## INFORMATION SHOWN:
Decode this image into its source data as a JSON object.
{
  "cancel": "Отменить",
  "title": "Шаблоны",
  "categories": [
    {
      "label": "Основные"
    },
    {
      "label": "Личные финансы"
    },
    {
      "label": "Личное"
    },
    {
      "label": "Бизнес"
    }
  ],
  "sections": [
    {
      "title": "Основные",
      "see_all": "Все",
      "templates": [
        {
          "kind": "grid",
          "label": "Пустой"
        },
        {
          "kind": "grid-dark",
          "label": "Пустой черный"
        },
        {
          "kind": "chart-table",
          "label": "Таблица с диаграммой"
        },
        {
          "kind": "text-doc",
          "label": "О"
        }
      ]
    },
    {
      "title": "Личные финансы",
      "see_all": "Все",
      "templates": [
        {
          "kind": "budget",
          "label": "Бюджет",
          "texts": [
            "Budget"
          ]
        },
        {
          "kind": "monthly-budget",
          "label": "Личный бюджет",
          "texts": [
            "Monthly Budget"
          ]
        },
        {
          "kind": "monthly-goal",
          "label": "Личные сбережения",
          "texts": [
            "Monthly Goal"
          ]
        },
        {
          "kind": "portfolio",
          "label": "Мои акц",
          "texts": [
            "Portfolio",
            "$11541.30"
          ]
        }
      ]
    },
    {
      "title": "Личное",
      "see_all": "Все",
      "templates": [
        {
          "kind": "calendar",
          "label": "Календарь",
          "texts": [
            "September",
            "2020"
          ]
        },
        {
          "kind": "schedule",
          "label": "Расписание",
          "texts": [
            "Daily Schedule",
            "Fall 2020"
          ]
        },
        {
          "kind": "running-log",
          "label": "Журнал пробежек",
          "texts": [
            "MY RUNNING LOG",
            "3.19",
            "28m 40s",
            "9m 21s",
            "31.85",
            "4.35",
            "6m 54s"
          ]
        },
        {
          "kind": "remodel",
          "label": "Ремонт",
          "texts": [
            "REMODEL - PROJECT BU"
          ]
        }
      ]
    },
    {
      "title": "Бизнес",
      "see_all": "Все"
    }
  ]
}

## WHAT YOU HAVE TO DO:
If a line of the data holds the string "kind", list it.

## ANSWER TO THIS PROBLEM:
          "kind": "grid",
          "kind": "grid-dark",
          "kind": "chart-table",
          "kind": "text-doc",
          "kind": "budget",
          "kind": "monthly-budget",
          "kind": "monthly-goal",
          "kind": "portfolio",
          "kind": "calendar",
          "kind": "schedule",
          "kind": "running-log",
          "kind": "remodel",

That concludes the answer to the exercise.